The headline on Democratic strategist Paul Begala’s recent Newsweek essay dodged subtlety: “The Stupid Party.”
“Republicans used to admire intelligence. But now they’re dumbing themselves down,” was the subhead.
Democrats couldn’t agree more. And quietly, many Republicans share the sentiment. They just can’t seem to stop themselves.
Republicans aren’t really stupid, of course, and Begala acknowledges this. But, as he also pointed out, the conservative brain trust once led by William F. Buckley has been supplanted by talk radio hosts who love to quote Buckley (and boast of his friendship) but who do not share the man’s pedigree or his nimble mind.

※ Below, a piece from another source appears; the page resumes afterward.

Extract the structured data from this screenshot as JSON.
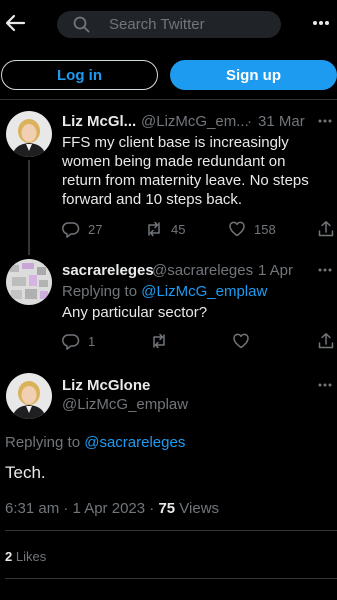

Moreover, where Buckley tried to rid the GOP of fringe elements, notably the John Birch Society, today’s conservatives have let them back in. The 2010 Conservative Political Action Conference was co-sponsored by the Birchers.
Meanwhile, the big tent fashioned by Ronald Reagan has become bilious with the hot air of religious fervor. No one was more devout than the very-Catholic Buckley, but you didn’t see him convening revivals in the public square. Nor is it likely he would have embraced fundamentalist views that increasingly have forced the party into a corner where science and religion can’t coexist.
Scientific skepticism, the engine that propels intellectual inquiry, has morphed into skepticism of science fueled by religious certitude. In this strange world, it is heresy to express concern about, for example, climate change — or even to suggest that human behavior may be a contributing factor. Jon Huntsman committed blasphemy when he told ABC’s Jake Tapper that he trusts scientists on global warming.
What Huntsman next said, though refreshing and true, ensured that his poll numbers would remain in the basement: “When we take a position that isn’t willing to embrace evolution, when we take a position that basically runs counter to what 98 of 100 climate scientists have said, what the National Academy of Sciences has said about what is causing climate change and man’s contribution to it, I think we find ourselves on the wrong side of science and, therefore, in a losing position.”
Of course, plenty of Republicans agree with this appraisal, including other presidential candidates. They understand that the challenge is to figure out to what extent humans contribute and what humans can reasonably do without bankrupting the planet.
Nevertheless, the Republican base requires that candidates tack away from science toward the theistic position — only God controls climate. More to the point, Rush Limbaugh says that climate change is a hoax and so it must be. Huntsman may as well be a Democrat.
It takes courage to swim against the tide of know-nothingness that has become de rigueur among the anti-elite, anti-intellectual Republican base. Call it the Palinization of the GOP, in which the least informed earns the loudest applause. The latest to this spectacle is Herman Cain, who has figured out how to turn his liabilities into assets. After fumbling for an answer during an editorial board meeting to a simple question about his position on Libya, a lead news item since February, Cain blamed — who else? — the media.
The problem wasn’t that he had no idea. The problem, he said, was that he likes to think before he speaks. Besides, there are so many countries out there.
“Who knows every detail of every country on the planet?” he asked a crowd in Nashua, N.H., a few days later. “The people that get on the Cain train, they don’t get off because of that crap.”
It’s safe to say that nobody knows every detail of every country, but Libya isn’t just any country and the United States did not play a minor role in helping Libyans liberate themselves from the 40-year tyranny of Moammar Gaddafi. But Cain is banking on the hope that GOP contempt for smarty-pants, gotcha journalists will outweigh concerns that he may be out of his league.
He may be right. Despite his difficulties, Cain is still polling in the top tier, just behind Mitt Romney and Newt Gingrich. Even so, there are signs that the GOP is recognizing its weaknesses and is ready to play smarter. To wit: The sudden surge of Gingrich, who, whatever his flaws and despite the weight of his considerable baggage, is no intellectual slouch. Whether he can pull off a victory in Iowa remains to be seen, but a populist professor — a bombastic smarty-pants Republicans can call their own — may be just the ticket.